== INPUT MATERIAL

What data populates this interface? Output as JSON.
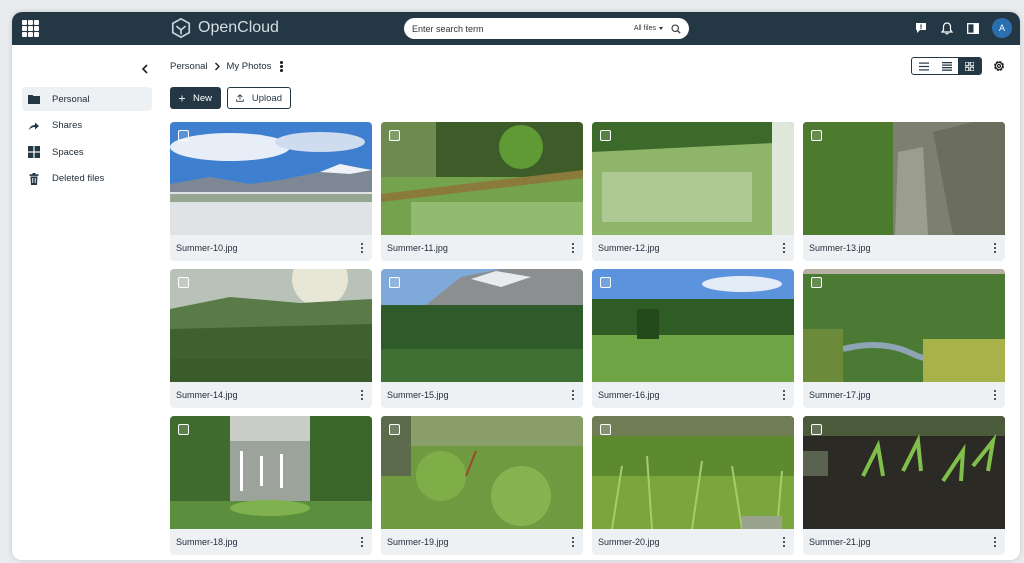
{
  "app": {
    "name": "OpenCloud"
  },
  "search": {
    "placeholder": "Enter search term",
    "scope": "All files"
  },
  "user": {
    "initial": "A"
  },
  "sidebar": {
    "items": [
      {
        "label": "Personal",
        "icon": "folder-icon",
        "active": true
      },
      {
        "label": "Shares",
        "icon": "share-icon",
        "active": false
      },
      {
        "label": "Spaces",
        "icon": "spaces-icon",
        "active": false
      },
      {
        "label": "Deleted files",
        "icon": "trash-icon",
        "active": false
      }
    ]
  },
  "breadcrumb": {
    "root": "Personal",
    "current": "My Photos"
  },
  "actions": {
    "new_label": "New",
    "upload_label": "Upload"
  },
  "view_modes": [
    "list-icon",
    "table-icon",
    "grid-icon"
  ],
  "active_view": "grid-icon",
  "files": [
    {
      "name": "Summer-10.jpg",
      "scene": "mountain-sky"
    },
    {
      "name": "Summer-11.jpg",
      "scene": "forest-log"
    },
    {
      "name": "Summer-12.jpg",
      "scene": "flower-slope"
    },
    {
      "name": "Summer-13.jpg",
      "scene": "rock-wall"
    },
    {
      "name": "Summer-14.jpg",
      "scene": "sunny-valley"
    },
    {
      "name": "Summer-15.jpg",
      "scene": "alpine-forest"
    },
    {
      "name": "Summer-16.jpg",
      "scene": "meadow"
    },
    {
      "name": "Summer-17.jpg",
      "scene": "river-gorge"
    },
    {
      "name": "Summer-18.jpg",
      "scene": "waterfall"
    },
    {
      "name": "Summer-19.jpg",
      "scene": "moss-ground"
    },
    {
      "name": "Summer-20.jpg",
      "scene": "grass"
    },
    {
      "name": "Summer-21.jpg",
      "scene": "dark-soil"
    }
  ]
}
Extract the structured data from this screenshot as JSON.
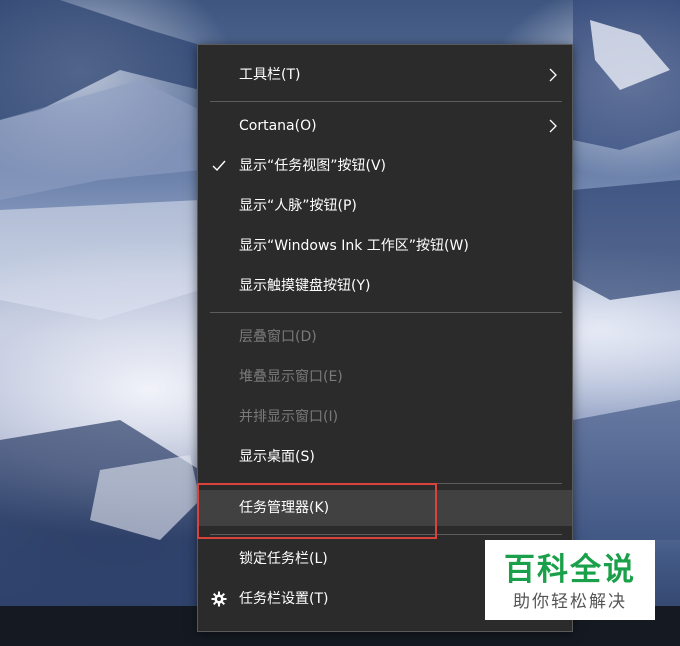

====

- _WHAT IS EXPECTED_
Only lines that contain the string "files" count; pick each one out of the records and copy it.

- _ANSWER TO THE PROBLEM_
    "scope": "All files"
        "label": "Deleted files",
  "files": [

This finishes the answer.